I don't really quite know if we can say that. That's still a point of debate and segregation generally leads to more prejudices. Statistics do seem to side with the other perspective; let's just take a quick cursory glance: which generation is more racist, the one which grew up before or after the civil rights act/desegregation?
Racism in culture is a complex issue, and I don't know if we can rule so quickly on the effectiveness/ineffectiveness or government influence.
This is getting away from the topic significantly, but I wonder if there have ever been any studies done on the degree(s) of racism between countries that did attempt segregation by legislation (e.g. the U.S., South Africa) and those that didn't (I'm not sure, but I think Great Britain would fall into this category). The results could be quite interesting!
I'd be generally inclined to agree with you and I'd like to think I have strong libertarian leanings, but, I might have to ask: are you an anarchist?
Very observant of you. I am practically an anarchist in my political leanings (and yes, not like the skateboard anarchists. On the American scale of political ideologies, with totalitarianism on the far left and the absence of any form of government on the far right - the very definition of anarchy - I tend to be much further to the right than most of the mainstream). However, I'm also somewhat of a realist, too. Like communism, anarchy is one of those "looks good on paper" ideologies that tends to fall apart one human nature is applied. If everyone were nice to each other and left everyone else alone, it would be great! But the real world doesn't work that way. I believe that, in order for society to function, there needs to be some sort of guidepost to indicate what constitutes as "right" or "good," and what constitutes "wrong," or "evil." I don't believe humanity is advanced (evolved?) enough to come up with these on their own.
What do you think are the parameters of government powers? What's the point of having a government? What should they be allowed to do, and why should they have the controls they have?
And more importantly, is one of the government mandates to protect people and their rights from other people?
Now this is getting into complicated territory and possibly straying from the original topic. In terms of the Federal government, I see that there are basically four functions.
1) Border security. Maintain a standing army in order to protect and defend the people of the nation from foreign invaders. (As you can expect, I think our current government has fallen off severely in their diligence of this, and has done so for several administrations.)
2) Maintain the means of transportation for interstate commerce. (The Interstate system.)
3) Have some sort of investigative force for crimes that cross state lines. (I think the FBI does this well - this is a deviation from some of the founding principles, but I think it may be necessary because of the way that crime has evolved so much over the decades.
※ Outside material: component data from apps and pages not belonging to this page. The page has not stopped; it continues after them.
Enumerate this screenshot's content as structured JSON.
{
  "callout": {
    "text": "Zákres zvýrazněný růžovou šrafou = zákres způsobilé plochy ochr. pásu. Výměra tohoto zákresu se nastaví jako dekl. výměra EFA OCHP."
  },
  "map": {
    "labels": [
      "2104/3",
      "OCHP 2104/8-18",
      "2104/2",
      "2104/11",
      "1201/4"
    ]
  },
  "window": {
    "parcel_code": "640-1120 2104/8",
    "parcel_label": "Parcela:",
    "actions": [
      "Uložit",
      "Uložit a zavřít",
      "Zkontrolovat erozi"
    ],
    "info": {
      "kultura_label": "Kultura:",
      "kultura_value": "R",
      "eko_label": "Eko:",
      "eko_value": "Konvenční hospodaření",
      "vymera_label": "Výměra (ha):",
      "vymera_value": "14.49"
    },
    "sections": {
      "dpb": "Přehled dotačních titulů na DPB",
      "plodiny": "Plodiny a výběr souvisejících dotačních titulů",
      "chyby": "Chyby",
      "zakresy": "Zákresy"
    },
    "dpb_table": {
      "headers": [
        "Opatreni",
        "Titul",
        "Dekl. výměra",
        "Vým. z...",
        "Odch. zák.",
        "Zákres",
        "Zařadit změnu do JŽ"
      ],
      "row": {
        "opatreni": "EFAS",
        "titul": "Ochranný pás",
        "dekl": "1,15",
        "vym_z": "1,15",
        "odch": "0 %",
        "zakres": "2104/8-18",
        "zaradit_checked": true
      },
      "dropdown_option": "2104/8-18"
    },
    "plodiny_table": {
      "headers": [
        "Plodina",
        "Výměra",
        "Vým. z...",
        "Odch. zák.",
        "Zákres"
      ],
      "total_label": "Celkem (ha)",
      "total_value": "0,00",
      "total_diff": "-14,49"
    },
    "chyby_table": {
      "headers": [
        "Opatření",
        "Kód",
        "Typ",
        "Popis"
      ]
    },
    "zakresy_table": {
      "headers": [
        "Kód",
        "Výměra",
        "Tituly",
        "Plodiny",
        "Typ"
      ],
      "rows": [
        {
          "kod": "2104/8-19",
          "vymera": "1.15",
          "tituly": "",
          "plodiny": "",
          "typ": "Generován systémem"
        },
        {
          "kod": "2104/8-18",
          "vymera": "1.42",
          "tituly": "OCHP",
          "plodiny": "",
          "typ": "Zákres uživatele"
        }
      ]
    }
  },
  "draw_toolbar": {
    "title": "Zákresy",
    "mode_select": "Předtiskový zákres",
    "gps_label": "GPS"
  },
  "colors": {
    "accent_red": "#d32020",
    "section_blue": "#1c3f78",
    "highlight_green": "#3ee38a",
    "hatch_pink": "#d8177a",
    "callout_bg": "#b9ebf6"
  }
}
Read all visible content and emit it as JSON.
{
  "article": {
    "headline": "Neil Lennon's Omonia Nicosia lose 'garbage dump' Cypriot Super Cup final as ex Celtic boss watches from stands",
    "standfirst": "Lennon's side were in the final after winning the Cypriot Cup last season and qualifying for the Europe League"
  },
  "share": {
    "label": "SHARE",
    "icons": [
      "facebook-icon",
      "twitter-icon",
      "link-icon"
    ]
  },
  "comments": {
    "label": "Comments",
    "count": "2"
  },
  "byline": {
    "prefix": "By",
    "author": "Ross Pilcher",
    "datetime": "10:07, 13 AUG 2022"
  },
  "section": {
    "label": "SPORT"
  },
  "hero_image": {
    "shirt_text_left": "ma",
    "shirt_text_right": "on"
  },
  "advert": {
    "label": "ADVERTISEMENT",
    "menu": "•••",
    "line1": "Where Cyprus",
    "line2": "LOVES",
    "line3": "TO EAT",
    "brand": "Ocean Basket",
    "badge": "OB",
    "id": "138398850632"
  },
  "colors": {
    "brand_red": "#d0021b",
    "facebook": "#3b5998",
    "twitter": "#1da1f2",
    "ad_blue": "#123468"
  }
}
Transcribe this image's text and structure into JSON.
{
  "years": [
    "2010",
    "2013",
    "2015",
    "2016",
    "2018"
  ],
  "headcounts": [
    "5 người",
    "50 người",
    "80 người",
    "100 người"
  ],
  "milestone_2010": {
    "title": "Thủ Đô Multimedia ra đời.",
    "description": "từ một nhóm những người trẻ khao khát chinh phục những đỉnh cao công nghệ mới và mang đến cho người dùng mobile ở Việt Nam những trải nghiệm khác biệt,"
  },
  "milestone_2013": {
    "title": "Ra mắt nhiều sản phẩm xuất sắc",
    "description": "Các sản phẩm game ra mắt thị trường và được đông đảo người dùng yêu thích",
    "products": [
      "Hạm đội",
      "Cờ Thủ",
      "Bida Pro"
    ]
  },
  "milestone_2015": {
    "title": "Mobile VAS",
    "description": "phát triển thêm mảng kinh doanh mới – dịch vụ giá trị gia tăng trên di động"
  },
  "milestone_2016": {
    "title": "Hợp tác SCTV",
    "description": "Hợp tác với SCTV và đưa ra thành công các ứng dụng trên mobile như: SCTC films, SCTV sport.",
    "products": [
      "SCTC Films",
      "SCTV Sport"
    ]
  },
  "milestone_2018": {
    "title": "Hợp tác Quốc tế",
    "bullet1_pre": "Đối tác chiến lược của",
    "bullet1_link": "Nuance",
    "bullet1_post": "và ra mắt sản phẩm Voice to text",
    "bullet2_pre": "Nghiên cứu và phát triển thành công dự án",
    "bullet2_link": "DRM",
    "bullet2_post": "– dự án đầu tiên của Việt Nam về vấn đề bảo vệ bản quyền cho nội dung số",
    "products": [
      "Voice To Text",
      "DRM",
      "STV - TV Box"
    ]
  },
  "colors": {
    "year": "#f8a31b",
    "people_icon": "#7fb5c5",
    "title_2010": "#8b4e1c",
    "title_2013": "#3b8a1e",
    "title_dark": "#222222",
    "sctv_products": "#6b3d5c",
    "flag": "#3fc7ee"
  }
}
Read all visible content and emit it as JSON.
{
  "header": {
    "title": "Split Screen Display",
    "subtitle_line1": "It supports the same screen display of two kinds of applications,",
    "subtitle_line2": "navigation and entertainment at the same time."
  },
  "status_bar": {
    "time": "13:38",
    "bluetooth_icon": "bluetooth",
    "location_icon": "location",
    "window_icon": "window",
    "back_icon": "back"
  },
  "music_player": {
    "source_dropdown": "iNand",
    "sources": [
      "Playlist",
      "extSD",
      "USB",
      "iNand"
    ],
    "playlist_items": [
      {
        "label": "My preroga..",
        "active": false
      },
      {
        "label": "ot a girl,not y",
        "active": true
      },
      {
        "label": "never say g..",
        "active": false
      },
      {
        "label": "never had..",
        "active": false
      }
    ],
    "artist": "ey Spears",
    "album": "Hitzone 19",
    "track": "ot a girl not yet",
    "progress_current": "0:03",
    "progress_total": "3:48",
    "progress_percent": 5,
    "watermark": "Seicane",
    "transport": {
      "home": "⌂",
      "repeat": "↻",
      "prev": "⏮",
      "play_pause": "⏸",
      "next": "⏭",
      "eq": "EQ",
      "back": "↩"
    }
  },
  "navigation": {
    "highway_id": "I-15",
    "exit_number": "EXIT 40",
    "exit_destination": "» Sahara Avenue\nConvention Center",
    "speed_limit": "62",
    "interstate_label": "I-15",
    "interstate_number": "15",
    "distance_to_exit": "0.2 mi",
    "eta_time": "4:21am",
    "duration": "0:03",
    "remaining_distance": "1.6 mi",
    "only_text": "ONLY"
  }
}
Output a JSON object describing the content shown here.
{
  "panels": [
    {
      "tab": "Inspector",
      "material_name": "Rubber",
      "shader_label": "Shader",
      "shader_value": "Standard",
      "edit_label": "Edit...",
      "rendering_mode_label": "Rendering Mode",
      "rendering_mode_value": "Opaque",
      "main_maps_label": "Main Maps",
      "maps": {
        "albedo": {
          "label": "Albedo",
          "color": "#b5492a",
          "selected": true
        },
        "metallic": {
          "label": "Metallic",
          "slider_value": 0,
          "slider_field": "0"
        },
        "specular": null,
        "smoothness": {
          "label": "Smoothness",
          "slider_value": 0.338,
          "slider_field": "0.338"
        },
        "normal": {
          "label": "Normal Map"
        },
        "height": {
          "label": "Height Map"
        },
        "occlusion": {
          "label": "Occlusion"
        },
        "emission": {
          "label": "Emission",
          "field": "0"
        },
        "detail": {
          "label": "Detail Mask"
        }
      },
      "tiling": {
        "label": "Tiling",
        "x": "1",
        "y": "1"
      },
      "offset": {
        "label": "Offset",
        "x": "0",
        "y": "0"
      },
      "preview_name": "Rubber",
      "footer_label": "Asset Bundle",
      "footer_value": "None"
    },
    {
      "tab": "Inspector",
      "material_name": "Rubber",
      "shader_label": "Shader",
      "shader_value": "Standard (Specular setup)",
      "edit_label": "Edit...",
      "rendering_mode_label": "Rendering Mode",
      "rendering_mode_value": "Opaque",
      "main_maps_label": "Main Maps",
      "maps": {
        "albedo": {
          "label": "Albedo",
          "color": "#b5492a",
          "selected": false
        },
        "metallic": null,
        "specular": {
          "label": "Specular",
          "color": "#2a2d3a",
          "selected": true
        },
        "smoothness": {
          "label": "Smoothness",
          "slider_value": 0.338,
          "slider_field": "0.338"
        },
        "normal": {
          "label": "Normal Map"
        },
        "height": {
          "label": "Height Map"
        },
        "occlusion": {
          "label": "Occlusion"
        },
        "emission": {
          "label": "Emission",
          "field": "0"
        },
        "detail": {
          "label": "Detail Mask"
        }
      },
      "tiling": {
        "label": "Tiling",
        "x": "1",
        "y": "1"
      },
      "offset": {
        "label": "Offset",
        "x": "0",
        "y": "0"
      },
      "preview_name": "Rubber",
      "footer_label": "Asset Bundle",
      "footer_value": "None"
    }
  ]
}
Prosecution should still take place within state boundaries, though).
4) Represent the citizens of the United States in terms of international relations. Note that this does NOT mean serve as the world's police force! If a country isn't actively attacking us, there is no reason why our U.S. forces should be there.
In terms of coming up with the taxes to pay for this, I strongly favor a flat tax - everyone pays the same percentage, regardless of income. That's it. No loopholes, no complicated tax laws and no exemptions (I'm still on the fence about whether or not businesses should pay taxes, too). Anything beyond these duties should be left up to the individual states.